WORK TASK:
Read through the records below and copy each line that uses the word "Показать".

ENTRIES PROVIDED: Begin

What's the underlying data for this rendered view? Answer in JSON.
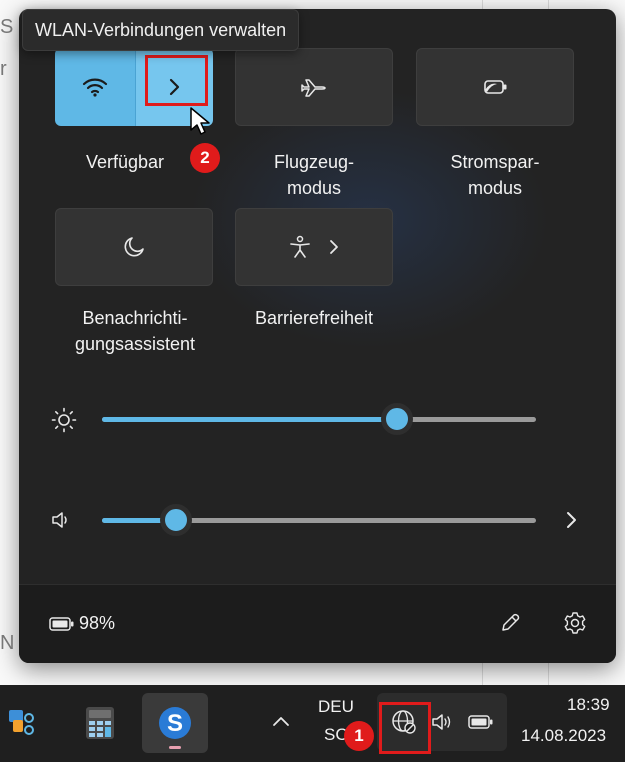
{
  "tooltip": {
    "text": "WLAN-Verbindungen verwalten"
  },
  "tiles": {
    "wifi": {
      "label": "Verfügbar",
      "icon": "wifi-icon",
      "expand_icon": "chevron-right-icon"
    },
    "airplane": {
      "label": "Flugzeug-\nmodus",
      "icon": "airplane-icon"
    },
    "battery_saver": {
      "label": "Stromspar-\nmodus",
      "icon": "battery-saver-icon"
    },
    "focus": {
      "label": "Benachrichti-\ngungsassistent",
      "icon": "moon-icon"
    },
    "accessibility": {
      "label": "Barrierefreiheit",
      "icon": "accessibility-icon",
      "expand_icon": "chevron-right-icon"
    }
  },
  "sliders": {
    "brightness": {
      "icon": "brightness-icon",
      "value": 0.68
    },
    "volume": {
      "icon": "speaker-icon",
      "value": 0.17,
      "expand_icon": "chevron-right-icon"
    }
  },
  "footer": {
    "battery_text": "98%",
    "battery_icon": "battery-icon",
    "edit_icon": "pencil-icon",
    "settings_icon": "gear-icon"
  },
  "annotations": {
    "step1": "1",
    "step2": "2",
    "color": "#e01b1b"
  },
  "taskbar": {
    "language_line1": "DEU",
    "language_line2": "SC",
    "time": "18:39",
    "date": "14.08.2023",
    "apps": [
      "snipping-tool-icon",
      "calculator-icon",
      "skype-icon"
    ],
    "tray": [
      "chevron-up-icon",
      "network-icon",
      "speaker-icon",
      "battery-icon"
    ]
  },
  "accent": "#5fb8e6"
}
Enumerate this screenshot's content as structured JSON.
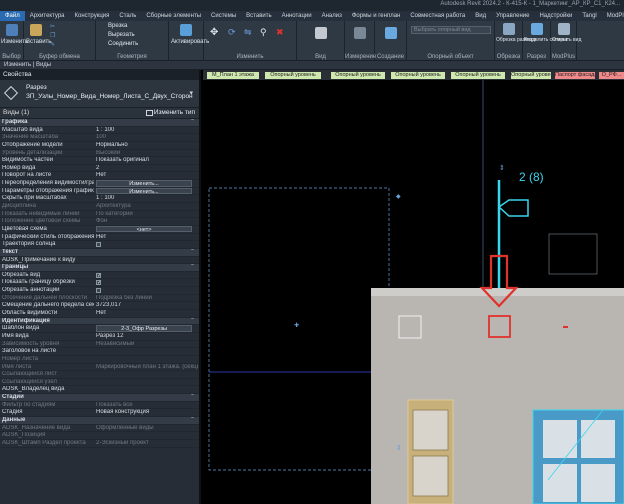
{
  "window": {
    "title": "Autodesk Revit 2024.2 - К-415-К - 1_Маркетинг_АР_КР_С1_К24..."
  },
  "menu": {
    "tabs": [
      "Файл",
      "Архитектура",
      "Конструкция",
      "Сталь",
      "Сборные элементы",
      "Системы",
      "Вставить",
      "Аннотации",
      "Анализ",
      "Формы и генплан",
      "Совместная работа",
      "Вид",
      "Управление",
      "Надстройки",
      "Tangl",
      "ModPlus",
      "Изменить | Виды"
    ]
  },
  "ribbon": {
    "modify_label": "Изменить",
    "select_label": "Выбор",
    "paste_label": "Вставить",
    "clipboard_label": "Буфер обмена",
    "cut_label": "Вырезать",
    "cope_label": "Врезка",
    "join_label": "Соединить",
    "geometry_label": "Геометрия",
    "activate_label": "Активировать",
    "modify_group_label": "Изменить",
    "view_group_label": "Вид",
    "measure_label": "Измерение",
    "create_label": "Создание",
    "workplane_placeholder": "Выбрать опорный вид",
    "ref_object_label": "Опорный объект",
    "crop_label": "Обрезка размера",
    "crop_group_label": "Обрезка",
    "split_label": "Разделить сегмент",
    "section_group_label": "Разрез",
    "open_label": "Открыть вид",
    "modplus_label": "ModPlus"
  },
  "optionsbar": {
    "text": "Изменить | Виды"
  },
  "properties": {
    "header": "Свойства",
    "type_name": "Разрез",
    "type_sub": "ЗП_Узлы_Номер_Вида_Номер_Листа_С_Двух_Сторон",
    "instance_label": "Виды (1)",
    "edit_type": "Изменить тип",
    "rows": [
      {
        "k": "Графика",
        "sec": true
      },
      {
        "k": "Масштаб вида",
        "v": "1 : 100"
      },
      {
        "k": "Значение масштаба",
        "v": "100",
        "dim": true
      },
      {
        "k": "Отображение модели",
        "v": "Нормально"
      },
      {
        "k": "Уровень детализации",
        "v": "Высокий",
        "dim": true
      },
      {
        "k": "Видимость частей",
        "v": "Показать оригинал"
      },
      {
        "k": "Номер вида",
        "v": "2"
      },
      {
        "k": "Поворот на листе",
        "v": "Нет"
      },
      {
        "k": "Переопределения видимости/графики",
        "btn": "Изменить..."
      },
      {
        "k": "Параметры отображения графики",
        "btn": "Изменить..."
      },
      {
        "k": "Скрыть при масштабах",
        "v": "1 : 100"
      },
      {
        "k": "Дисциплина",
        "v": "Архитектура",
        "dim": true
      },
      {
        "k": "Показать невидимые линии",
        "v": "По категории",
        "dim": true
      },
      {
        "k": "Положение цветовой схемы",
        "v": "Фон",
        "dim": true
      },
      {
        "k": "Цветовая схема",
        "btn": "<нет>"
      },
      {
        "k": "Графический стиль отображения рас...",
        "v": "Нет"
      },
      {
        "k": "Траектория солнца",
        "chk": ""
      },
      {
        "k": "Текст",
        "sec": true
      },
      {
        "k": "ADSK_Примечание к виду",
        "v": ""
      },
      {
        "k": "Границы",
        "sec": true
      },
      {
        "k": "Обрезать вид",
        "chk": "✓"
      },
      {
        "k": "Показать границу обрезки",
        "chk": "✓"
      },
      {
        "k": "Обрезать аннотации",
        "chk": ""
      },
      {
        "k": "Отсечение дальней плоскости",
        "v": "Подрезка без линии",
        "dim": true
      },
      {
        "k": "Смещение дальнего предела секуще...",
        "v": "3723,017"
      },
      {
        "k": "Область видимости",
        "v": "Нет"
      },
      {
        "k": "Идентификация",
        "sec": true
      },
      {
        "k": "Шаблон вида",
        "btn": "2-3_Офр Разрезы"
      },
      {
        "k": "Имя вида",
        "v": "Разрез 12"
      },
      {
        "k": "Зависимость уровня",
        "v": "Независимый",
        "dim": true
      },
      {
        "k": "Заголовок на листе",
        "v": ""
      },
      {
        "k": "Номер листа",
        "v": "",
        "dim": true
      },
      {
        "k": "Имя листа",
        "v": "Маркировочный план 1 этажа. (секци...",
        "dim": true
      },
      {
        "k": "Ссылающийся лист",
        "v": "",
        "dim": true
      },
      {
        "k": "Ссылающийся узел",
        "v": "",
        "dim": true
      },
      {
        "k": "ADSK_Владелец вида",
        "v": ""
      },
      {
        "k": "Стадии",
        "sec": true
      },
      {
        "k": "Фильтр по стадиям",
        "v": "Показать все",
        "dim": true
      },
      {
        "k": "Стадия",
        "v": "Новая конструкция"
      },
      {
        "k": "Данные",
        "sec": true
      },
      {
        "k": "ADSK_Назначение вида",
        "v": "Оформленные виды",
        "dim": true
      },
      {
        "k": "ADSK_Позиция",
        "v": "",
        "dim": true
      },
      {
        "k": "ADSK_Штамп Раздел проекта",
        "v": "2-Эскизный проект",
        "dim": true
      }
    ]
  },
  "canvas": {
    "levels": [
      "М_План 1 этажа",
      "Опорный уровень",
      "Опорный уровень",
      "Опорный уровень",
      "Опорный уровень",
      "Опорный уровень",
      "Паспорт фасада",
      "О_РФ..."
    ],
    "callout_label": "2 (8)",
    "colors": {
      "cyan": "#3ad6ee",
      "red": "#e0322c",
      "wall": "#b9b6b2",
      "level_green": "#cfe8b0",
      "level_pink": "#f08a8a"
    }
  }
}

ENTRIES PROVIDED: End

YOUR SOLUTION:
        "v": "Показать оригинал"
        "k": "Показать невидимые линии",
        "k": "Показать границу обрезки",
        "v": "Показать все",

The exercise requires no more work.